(Information supplied begins)
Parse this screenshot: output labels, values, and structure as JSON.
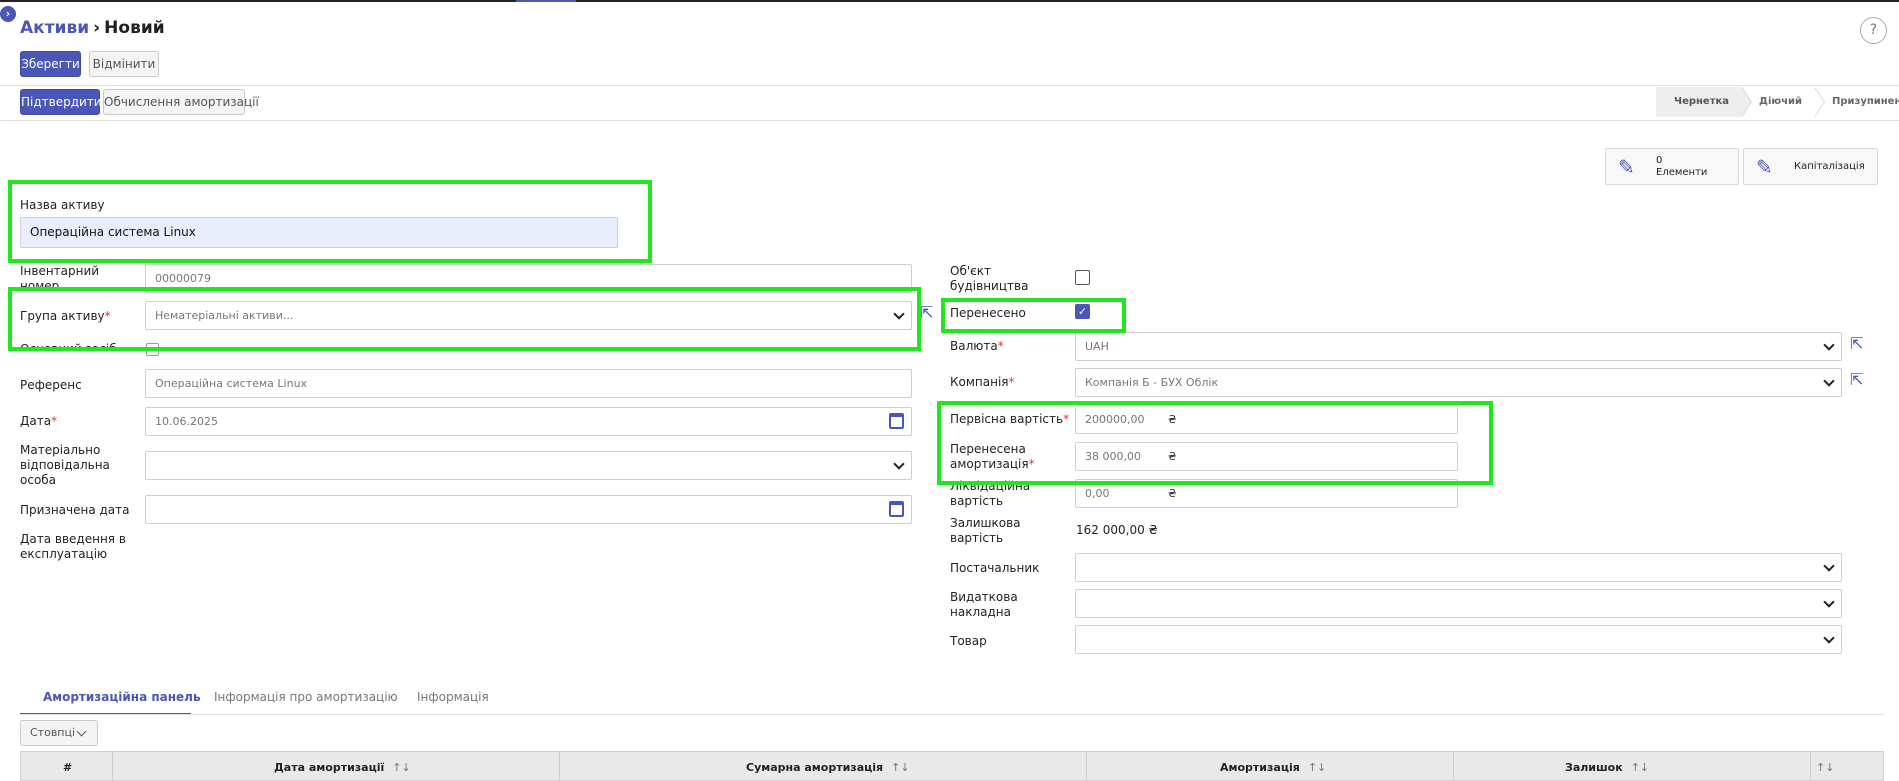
{
  "breadcrumb": {
    "parent": "Активи",
    "current": "Новий"
  },
  "help_label": "?",
  "toolbar": {
    "save_label": "Зберегти",
    "discard_label": "Відмінити"
  },
  "actions": {
    "confirm_label": "Підтвердити",
    "depreciation_label": "Обчислення амортизації"
  },
  "status_steps": [
    "Чернетка",
    "Діючий",
    "Призупинений"
  ],
  "status_active": "Чернетка",
  "smart_buttons": {
    "elements": {
      "count": "0",
      "label": "Елементи"
    },
    "capitalization": {
      "label": "Капіталізація"
    }
  },
  "form": {
    "asset_name": {
      "label": "Назва активу",
      "value": "Операційна система Linux"
    },
    "inventory_number": {
      "label": "Інвентарний номер",
      "value": "00000079"
    },
    "asset_group": {
      "label": "Група активу",
      "required_mark": "*",
      "placeholder": "Нематеріальні активи..."
    },
    "fixed_asset": {
      "label": "Основний засіб",
      "checked": false
    },
    "reference": {
      "label": "Референс",
      "value": "Операційна система Linux"
    },
    "date": {
      "label": "Дата",
      "required_mark": "*",
      "value": "10.06.2025"
    },
    "responsible_person": {
      "label": "Матеріально відповідальна особа",
      "value": ""
    },
    "assigned_date": {
      "label": "Призначена дата",
      "value": ""
    },
    "commissioning_date": {
      "label": "Дата введення в експлуатацію"
    },
    "construction_object": {
      "label": "Об'єкт будівництва",
      "checked": false
    },
    "transferred": {
      "label": "Перенесено",
      "checked": true
    },
    "currency": {
      "label": "Валюта",
      "required_mark": "*",
      "value": "UAH"
    },
    "company": {
      "label": "Компанія",
      "required_mark": "*",
      "value": "Компанія Б - БУХ Облік"
    },
    "initial_cost": {
      "label": "Первісна вартість",
      "required_mark": "*",
      "value": "200000,00",
      "currency": "₴"
    },
    "transferred_depreciation": {
      "label": "Перенесена амортизація",
      "required_mark": "*",
      "value": "38 000,00",
      "currency": "₴"
    },
    "liquidation_value": {
      "label": "Ліквідаційна вартість",
      "value": "0,00",
      "currency": "₴"
    },
    "residual_value": {
      "label": "Залишкова вартість",
      "value": "162 000,00 ₴"
    },
    "supplier": {
      "label": "Постачальник",
      "value": ""
    },
    "expense_invoice": {
      "label": "Видаткова накладна",
      "value": ""
    },
    "product": {
      "label": "Товар",
      "value": ""
    }
  },
  "tabs": [
    "Амортизаційна панель",
    "Інформація про амортизацію",
    "Інформація"
  ],
  "columns_button": "Стовпці",
  "table": {
    "columns": [
      "#",
      "Дата амортизації",
      "Сумарна амортизація",
      "Амортизація",
      "Залишок"
    ],
    "sort_glyph": "↑↓"
  },
  "colors": {
    "accent": "#4a56b8",
    "highlight_box": "#22e61f",
    "required": "#d9383a"
  },
  "icons": {
    "sidebar_toggle": "chevron-right-icon",
    "edit": "pencil-icon",
    "external_link": "external-link-icon",
    "dropdown": "chevron-down-icon",
    "calendar": "calendar-icon"
  }
}
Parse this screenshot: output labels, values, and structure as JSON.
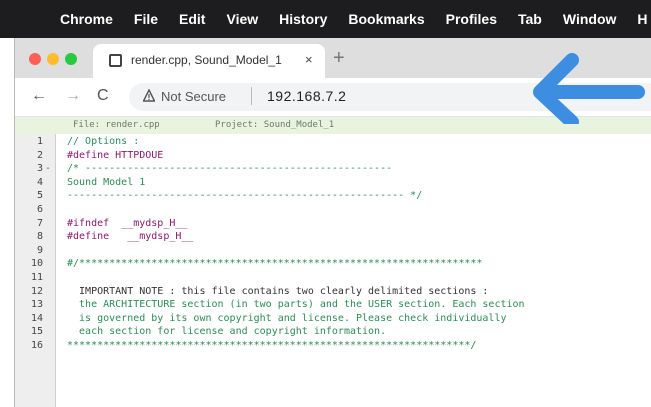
{
  "menubar": {
    "items": [
      "Chrome",
      "File",
      "Edit",
      "View",
      "History",
      "Bookmarks",
      "Profiles",
      "Tab",
      "Window",
      "H"
    ]
  },
  "tab": {
    "title": "render.cpp, Sound_Model_1",
    "close": "×"
  },
  "newtab": "+",
  "toolbar": {
    "back": "←",
    "forward": "→",
    "reload": "C",
    "security": "Not Secure",
    "url": "192.168.7.2"
  },
  "filebar": {
    "file": "File: render.cpp",
    "project": "Project: Sound_Model_1"
  },
  "code": {
    "lines": [
      {
        "n": "1",
        "fold": "",
        "text": "// Options :",
        "cls": "c-comment"
      },
      {
        "n": "2",
        "fold": "",
        "text": "#define HTTPDOUE",
        "cls": "c-dir"
      },
      {
        "n": "3",
        "fold": "-",
        "text": "/* ---------------------------------------------------",
        "cls": "c-comment"
      },
      {
        "n": "4",
        "fold": "",
        "text": "Sound Model 1",
        "cls": "c-comment"
      },
      {
        "n": "5",
        "fold": "",
        "text": "-------------------------------------------------------- */",
        "cls": "c-comment"
      },
      {
        "n": "6",
        "fold": "",
        "text": "",
        "cls": "c-text"
      },
      {
        "n": "7",
        "fold": "",
        "text": "#ifndef  __mydsp_H__",
        "cls": "c-dir"
      },
      {
        "n": "8",
        "fold": "",
        "text": "#define   __mydsp_H__",
        "cls": "c-dir"
      },
      {
        "n": "9",
        "fold": "",
        "text": "",
        "cls": "c-text"
      },
      {
        "n": "10",
        "fold": "",
        "text": "#/*******************************************************************",
        "cls": "c-comment"
      },
      {
        "n": "11",
        "fold": "",
        "text": "",
        "cls": "c-text"
      },
      {
        "n": "12",
        "fold": "",
        "text": "  IMPORTANT NOTE : this file contains two clearly delimited sections :",
        "cls": "c-text"
      },
      {
        "n": "13",
        "fold": "",
        "text": "  the ARCHITECTURE section (in two parts) and the USER section. Each section",
        "cls": "c-comment"
      },
      {
        "n": "14",
        "fold": "",
        "text": "  is governed by its own copyright and license. Please check individually",
        "cls": "c-comment"
      },
      {
        "n": "15",
        "fold": "",
        "text": "  each section for license and copyright information.",
        "cls": "c-comment"
      },
      {
        "n": "16",
        "fold": "",
        "text": "*******************************************************************/",
        "cls": "c-comment"
      }
    ]
  },
  "colors": {
    "menubar_bg": "#1d1d1f",
    "arrow": "#3d8de0",
    "comment": "#2e8b57",
    "directive": "#8b1a6b"
  }
}
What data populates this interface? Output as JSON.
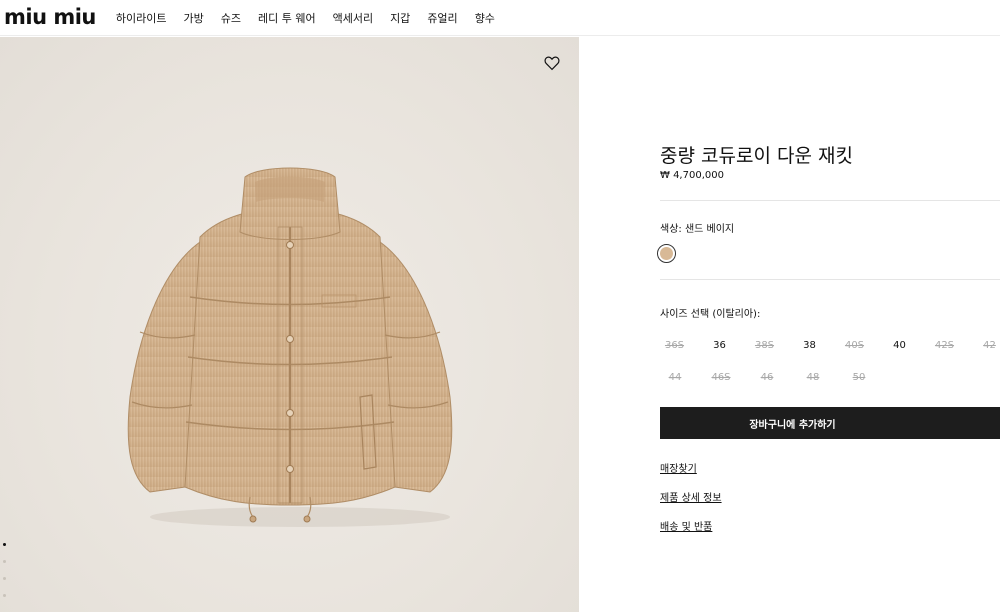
{
  "brand": {
    "logo": "miu miu"
  },
  "nav": {
    "items": [
      "하이라이트",
      "가방",
      "슈즈",
      "레디 투 웨어",
      "액세서리",
      "지갑",
      "쥬얼리",
      "향수"
    ]
  },
  "product": {
    "title": "중량 코듀로이 다운 재킷",
    "price": "₩ 4,700,000",
    "color_label": "색상: 샌드 베이지",
    "color_hex": "#d8b996",
    "size_label": "사이즈 선택 (이탈리아):",
    "sizes_row1": [
      {
        "label": "36S",
        "available": false
      },
      {
        "label": "36",
        "available": true
      },
      {
        "label": "38S",
        "available": false
      },
      {
        "label": "38",
        "available": true
      },
      {
        "label": "40S",
        "available": false
      },
      {
        "label": "40",
        "available": true
      },
      {
        "label": "42S",
        "available": false
      },
      {
        "label": "42",
        "available": false
      }
    ],
    "sizes_row2": [
      {
        "label": "44",
        "available": false
      },
      {
        "label": "46S",
        "available": false
      },
      {
        "label": "46",
        "available": false
      },
      {
        "label": "48",
        "available": false
      },
      {
        "label": "50",
        "available": false
      }
    ],
    "add_to_cart": "장바구니에 추가하기",
    "links": {
      "store": "매장찾기",
      "details": "제품 상세 정보",
      "shipping": "배송 및 반품"
    },
    "gallery_dots": {
      "total": 4,
      "active": 1
    }
  },
  "icons": {
    "wishlist": "heart-icon"
  }
}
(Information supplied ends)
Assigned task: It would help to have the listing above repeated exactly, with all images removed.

Task answer:
Parse this screenshot: output labels, values, and structure as JSON.
{
  "breadcrumb": {
    "parent": "Активи",
    "current": "Новий"
  },
  "help_label": "?",
  "toolbar": {
    "save_label": "Зберегти",
    "discard_label": "Відмінити"
  },
  "actions": {
    "confirm_label": "Підтвердити",
    "depreciation_label": "Обчислення амортизації"
  },
  "status_steps": [
    "Чернетка",
    "Діючий",
    "Призупинений"
  ],
  "status_active": "Чернетка",
  "smart_buttons": {
    "elements": {
      "count": "0",
      "label": "Елементи"
    },
    "capitalization": {
      "label": "Капіталізація"
    }
  },
  "form": {
    "asset_name": {
      "label": "Назва активу",
      "value": "Операційна система Linux"
    },
    "inventory_number": {
      "label": "Інвентарний номер",
      "value": "00000079"
    },
    "asset_group": {
      "label": "Група активу",
      "required_mark": "*",
      "placeholder": "Нематеріальні активи..."
    },
    "fixed_asset": {
      "label": "Основний засіб",
      "checked": false
    },
    "reference": {
      "label": "Референс",
      "value": "Операційна система Linux"
    },
    "date": {
      "label": "Дата",
      "required_mark": "*",
      "value": "10.06.2025"
    },
    "responsible_person": {
      "label": "Матеріально відповідальна особа",
      "value": ""
    },
    "assigned_date": {
      "label": "Призначена дата",
      "value": ""
    },
    "commissioning_date": {
      "label": "Дата введення в експлуатацію"
    },
    "construction_object": {
      "label": "Об'єкт будівництва",
      "checked": false
    },
    "transferred": {
      "label": "Перенесено",
      "checked": true
    },
    "currency": {
      "label": "Валюта",
      "required_mark": "*",
      "value": "UAH"
    },
    "company": {
      "label": "Компанія",
      "required_mark": "*",
      "value": "Компанія Б - БУХ Облік"
    },
    "initial_cost": {
      "label": "Первісна вартість",
      "required_mark": "*",
      "value": "200000,00",
      "currency": "₴"
    },
    "transferred_depreciation": {
      "label": "Перенесена амортизація",
      "required_mark": "*",
      "value": "38 000,00",
      "currency": "₴"
    },
    "liquidation_value": {
      "label": "Ліквідаційна вартість",
      "value": "0,00",
      "currency": "₴"
    },
    "residual_value": {
      "label": "Залишкова вартість",
      "value": "162 000,00 ₴"
    },
    "supplier": {
      "label": "Постачальник",
      "value": ""
    },
    "expense_invoice": {
      "label": "Видаткова накладна",
      "value": ""
    },
    "product": {
      "label": "Товар",
      "value": ""
    }
  },
  "tabs": [
    "Амортизаційна панель",
    "Інформація про амортизацію",
    "Інформація"
  ],
  "columns_button": "Стовпці",
  "table": {
    "columns": [
      "#",
      "Дата амортизації",
      "Сумарна амортизація",
      "Амортизація",
      "Залишок"
    ],
    "sort_glyph": "↑↓"
  },
  "colors": {
    "accent": "#4a56b8",
    "highlight_box": "#22e61f",
    "required": "#d9383a"
  },
  "icons": {
    "sidebar_toggle": "chevron-right-icon",
    "edit": "pencil-icon",
    "external_link": "external-link-icon",
    "dropdown": "chevron-down-icon",
    "calendar": "calendar-icon"
  }
}
Parse this screenshot: output labels, values, and structure as JSON.
{
  "menubar": {
    "items": [
      "Chrome",
      "File",
      "Edit",
      "View",
      "History",
      "Bookmarks",
      "Profiles",
      "Tab",
      "Window",
      "H"
    ]
  },
  "tab": {
    "title": "render.cpp, Sound_Model_1",
    "close": "×"
  },
  "newtab": "+",
  "toolbar": {
    "back": "←",
    "forward": "→",
    "reload": "C",
    "security": "Not Secure",
    "url": "192.168.7.2"
  },
  "filebar": {
    "file": "File: render.cpp",
    "project": "Project: Sound_Model_1"
  },
  "code": {
    "lines": [
      {
        "n": "1",
        "fold": "",
        "text": "// Options :",
        "cls": "c-comment"
      },
      {
        "n": "2",
        "fold": "",
        "text": "#define HTTPDOUE",
        "cls": "c-dir"
      },
      {
        "n": "3",
        "fold": "-",
        "text": "/* ---------------------------------------------------",
        "cls": "c-comment"
      },
      {
        "n": "4",
        "fold": "",
        "text": "Sound Model 1",
        "cls": "c-comment"
      },
      {
        "n": "5",
        "fold": "",
        "text": "-------------------------------------------------------- */",
        "cls": "c-comment"
      },
      {
        "n": "6",
        "fold": "",
        "text": "",
        "cls": "c-text"
      },
      {
        "n": "7",
        "fold": "",
        "text": "#ifndef  __mydsp_H__",
        "cls": "c-dir"
      },
      {
        "n": "8",
        "fold": "",
        "text": "#define   __mydsp_H__",
        "cls": "c-dir"
      },
      {
        "n": "9",
        "fold": "",
        "text": "",
        "cls": "c-text"
      },
      {
        "n": "10",
        "fold": "",
        "text": "#/*******************************************************************",
        "cls": "c-comment"
      },
      {
        "n": "11",
        "fold": "",
        "text": "",
        "cls": "c-text"
      },
      {
        "n": "12",
        "fold": "",
        "text": "  IMPORTANT NOTE : this file contains two clearly delimited sections :",
        "cls": "c-text"
      },
      {
        "n": "13",
        "fold": "",
        "text": "  the ARCHITECTURE section (in two parts) and the USER section. Each section",
        "cls": "c-comment"
      },
      {
        "n": "14",
        "fold": "",
        "text": "  is governed by its own copyright and license. Please check individually",
        "cls": "c-comment"
      },
      {
        "n": "15",
        "fold": "",
        "text": "  each section for license and copyright information.",
        "cls": "c-comment"
      },
      {
        "n": "16",
        "fold": "",
        "text": "*******************************************************************/",
        "cls": "c-comment"
      }
    ]
  },
  "colors": {
    "menubar_bg": "#1d1d1f",
    "arrow": "#3d8de0",
    "comment": "#2e8b57",
    "directive": "#8b1a6b"
  }
}
What data populates this interface? Output as JSON.
{
  "brand": {
    "logo": "miu miu"
  },
  "nav": {
    "items": [
      "하이라이트",
      "가방",
      "슈즈",
      "레디 투 웨어",
      "액세서리",
      "지갑",
      "쥬얼리",
      "향수"
    ]
  },
  "product": {
    "title": "중량 코듀로이 다운 재킷",
    "price": "₩ 4,700,000",
    "color_label": "색상: 샌드 베이지",
    "color_hex": "#d8b996",
    "size_label": "사이즈 선택 (이탈리아):",
    "sizes_row1": [
      {
        "label": "36S",
        "available": false
      },
      {
        "label": "36",
        "available": true
      },
      {
        "label": "38S",
        "available": false
      },
      {
        "label": "38",
        "available": true
      },
      {
        "label": "40S",
        "available": false
      },
      {
        "label": "40",
        "available": true
      },
      {
        "label": "42S",
        "available": false
      },
      {
        "label": "42",
        "available": false
      }
    ],
    "sizes_row2": [
      {
        "label": "44",
        "available": false
      },
      {
        "label": "46S",
        "available": false
      },
      {
        "label": "46",
        "available": false
      },
      {
        "label": "48",
        "available": false
      },
      {
        "label": "50",
        "available": false
      }
    ],
    "add_to_cart": "장바구니에 추가하기",
    "links": {
      "store": "매장찾기",
      "details": "제품 상세 정보",
      "shipping": "배송 및 반품"
    },
    "gallery_dots": {
      "total": 4,
      "active": 1
    }
  },
  "icons": {
    "wishlist": "heart-icon"
  }
}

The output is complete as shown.